Then the Internet got hot and video-on-demand was all but
abandoned as industry analysts focused their projections on this new Web thing that would certainly make everyone billions by 2001.
Video-on-demand was considered either a superceded notion, or something that would come around someday when average
consumers got superior bandwidth. But not until then.
The folks at CinemaNow didn't want to wait for that day. This is their story.
True to Hollywood tradition, CinemaNow's first challenges were contractual negotiations. Director of Marketing Jared Goldsmith explains, "Content owners are concerned with digital rights management, territorial rights management, syndication rights and other rights issues. The film industry didn't want the 'napsterization' of movies."

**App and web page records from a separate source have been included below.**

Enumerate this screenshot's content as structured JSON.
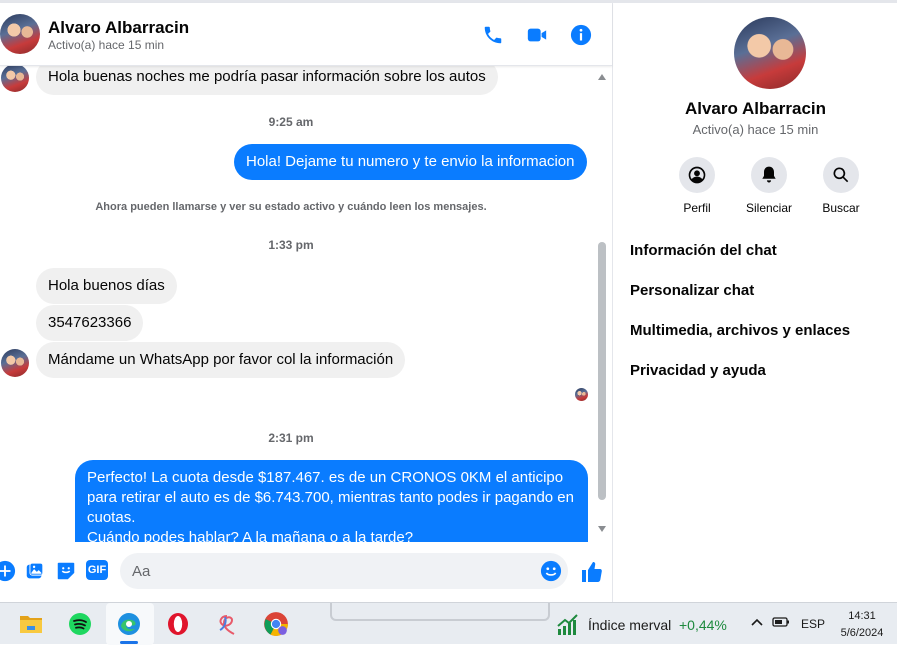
{
  "chat": {
    "contact_name": "Alvaro Albarracin",
    "contact_status": "Activo(a) hace 15 min",
    "header_actions": [
      "phone-icon",
      "video-icon",
      "info-icon"
    ]
  },
  "messages": {
    "m1": "Hola buenas noches me podría pasar información sobre los autos",
    "t1": "9:25 am",
    "m2": "Hola! Dejame tu numero y te envio la informacion",
    "sys": "Ahora pueden llamarse y ver su estado activo y cuándo leen los mensajes.",
    "t2": "1:33 pm",
    "m3": "Hola buenos días",
    "m4": "3547623366",
    "m5": "Mándame un WhatsApp por favor col la información",
    "t3": "2:31 pm",
    "m6": "Perfecto! La cuota desde $187.467. es de un CRONOS 0KM el anticipo para retirar el auto es de $6.743.700, mientras tanto podes ir pagando en cuotas.",
    "m6b": "Cuándo podes hablar? A la mañana o a la tarde?"
  },
  "composer": {
    "placeholder": "Aa",
    "value": "",
    "gif_label": "GIF"
  },
  "panel": {
    "name": "Alvaro Albarracin",
    "status": "Activo(a) hace 15 min",
    "actions": {
      "profile": "Perfil",
      "mute": "Silenciar",
      "search": "Buscar"
    },
    "items": {
      "chat_info": "Información del chat",
      "customize": "Personalizar chat",
      "media": "Multimedia, archivos y enlaces",
      "privacy": "Privacidad y ayuda"
    }
  },
  "taskbar": {
    "stock_name": "Índice merval",
    "stock_change": "+0,44%",
    "language": "ESP",
    "time": "14:31",
    "date": "5/6/2024"
  },
  "colors": {
    "accent": "#0a7cff",
    "incoming_bubble": "#f0f0f0",
    "secondary_text": "#65676b",
    "stock_up": "#1e8a3e"
  }
}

Ultimately CinemaNow ended up with the rights to sell some films in a subscription package, some on a pay-per-view basis only, some only in certain countries, and some they could offer for free and run ads against.
The Company used the services of geo-intelligence service DigitalEnvoy so all site traffic could be divided by country-of-origin. That way visitors from each country would only see offers for the films CinemaNow had the rights to show them. CinemaNow's management team also invented a unique, multi-tier, offering for visitors to pick and choose from. Many films are available for a $9.95 monthly 'Premium Level' subscription fee. Others are only available as $1.99-$2.99 48 hour rentals. (You can choose to stream the film you've picked at any time during 48 hours.) Others, often short subjects, are available for free as long as the consumer doesn't mind sitting through a few streamed rich media ads first.
Initially CinemaNow assumed its main audience would be young male adults. 20-year old guys with PCs, fast connections and nothing else to do at night. Goldsmith says, "When we launched in December 1999, college-aged males were our main target audience.They have broadband access and they have time. So our content skewed towards a bunch of horror films."
Goldsmith relies on marketing partnerships with sites such as Hollywood.com and WindowsMedia.com to drive new traffic. Deals are on a revenue sharing basis. Partner sites run banners for CinemaNow and special offers in email newsletters.
CinemaNow also launched its own email newsletter for registered site members in January 2001. True to the site, it's completely flash-enabled and includes rich media ads from sponsors such as the TV show 'Blind Date' and Ramada Inn, which just launched a campaign featuring the Mr. Bill character from SNL. Newsletter content includes info on the latest movies available, an interactive poll, and a contest for free DVDs.
More than half a million unique visitors go to CinemaNow.com every month. They choose to stream an astonishing two million+ videos each month, indicating that when people decide to start streaming videos, they like to do it a lot! Although the site offers various streaming speeds, about 70% of registered users have broadband access.
The site is supported 70% by advertising and 30% by visitor purchases. Two percent of registered members have purchased films -- 3/4 of these buy pay-per-view and 1/4 of these are monthly subscribers.
A healthy 43% of Flash email newsletter recipients click through on an ad or a site offer.
The biggest surprise is demographics. While nearly 80% of
CinemaNow registered members are male as predicted, many are older than expected. Goldsmith's theory to explain this is, "A lot of family men, they come home, their kids are on the TV, their wives are watching 'Will and Grace'.... So, the guy logs on looking for some entertainment he'd like."
The most streamed movie in the history of the site is the horror flick, 'Leprechaun,' featuring a pre-'Friends' Jennifer Aniston screaming.